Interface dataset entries
##########

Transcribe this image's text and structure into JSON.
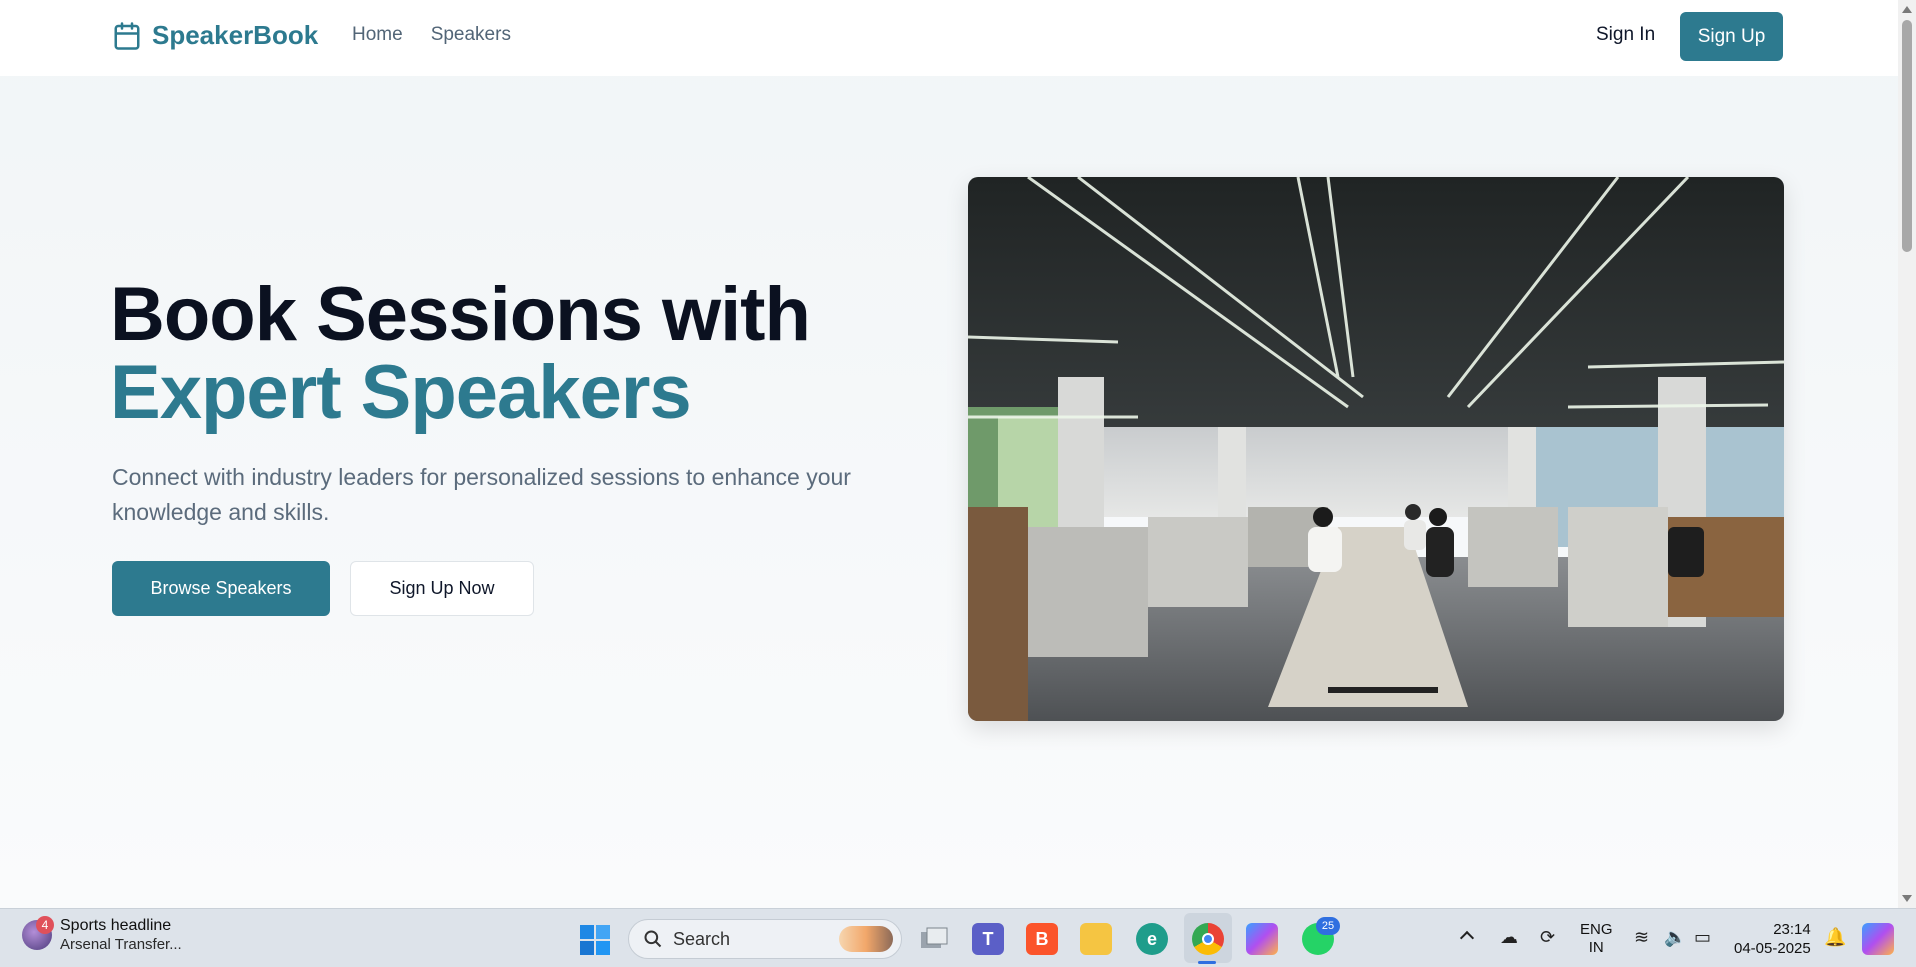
{
  "header": {
    "brand": "SpeakerBook",
    "nav": [
      "Home",
      "Speakers"
    ],
    "sign_in": "Sign In",
    "sign_up": "Sign Up"
  },
  "hero": {
    "title_line1": "Book Sessions with",
    "title_line2": "Expert Speakers",
    "subtitle": "Connect with industry leaders for personalized sessions to enhance your knowledge and skills.",
    "primary_button": "Browse Speakers",
    "secondary_button": "Sign Up Now",
    "image_icon": "office-photo"
  },
  "colors": {
    "accent": "#2d7a8f",
    "heading": "#0b1120",
    "muted": "#5b6b7c"
  },
  "taskbar": {
    "widget_badge": "4",
    "widget_title": "Sports headline",
    "widget_subtitle": "Arsenal Transfer...",
    "search_label": "Search",
    "whatsapp_badge": "25",
    "lang_line1": "ENG",
    "lang_line2": "IN",
    "time": "23:14",
    "date": "04-05-2025",
    "icons": [
      "start-icon",
      "task-view-icon",
      "teams-icon",
      "brave-icon",
      "file-explorer-icon",
      "edge-icon",
      "chrome-icon",
      "copilot-icon",
      "whatsapp-icon"
    ]
  }
}
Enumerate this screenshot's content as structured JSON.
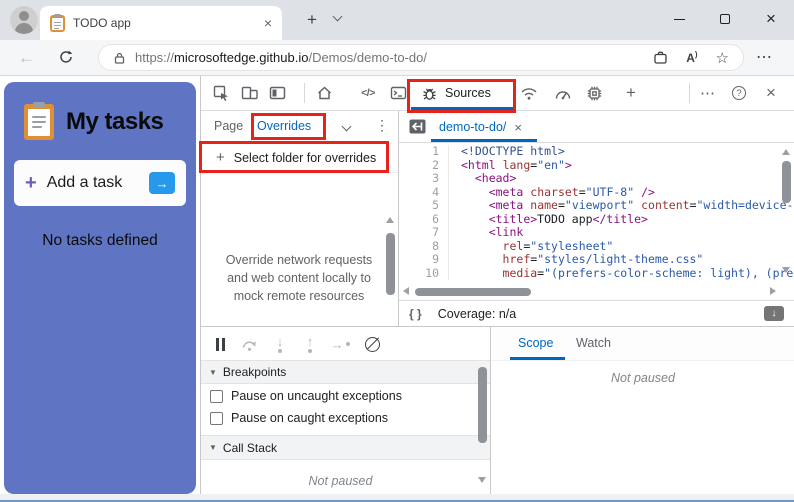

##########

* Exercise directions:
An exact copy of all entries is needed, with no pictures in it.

* Exercise response:
Transcribe this image's text and structure into JSON.
{
  "header": {
    "brand": "SpeakerBook",
    "nav": [
      "Home",
      "Speakers"
    ],
    "sign_in": "Sign In",
    "sign_up": "Sign Up"
  },
  "hero": {
    "title_line1": "Book Sessions with",
    "title_line2": "Expert Speakers",
    "subtitle": "Connect with industry leaders for personalized sessions to enhance your knowledge and skills.",
    "primary_button": "Browse Speakers",
    "secondary_button": "Sign Up Now",
    "image_icon": "office-photo"
  },
  "colors": {
    "accent": "#2d7a8f",
    "heading": "#0b1120",
    "muted": "#5b6b7c"
  },
  "taskbar": {
    "widget_badge": "4",
    "widget_title": "Sports headline",
    "widget_subtitle": "Arsenal Transfer...",
    "search_label": "Search",
    "whatsapp_badge": "25",
    "lang_line1": "ENG",
    "lang_line2": "IN",
    "time": "23:14",
    "date": "04-05-2025",
    "icons": [
      "start-icon",
      "task-view-icon",
      "teams-icon",
      "brave-icon",
      "file-explorer-icon",
      "edge-icon",
      "chrome-icon",
      "copilot-icon",
      "whatsapp-icon"
    ]
  }
}
Enumerate this screenshot's content as structured JSON.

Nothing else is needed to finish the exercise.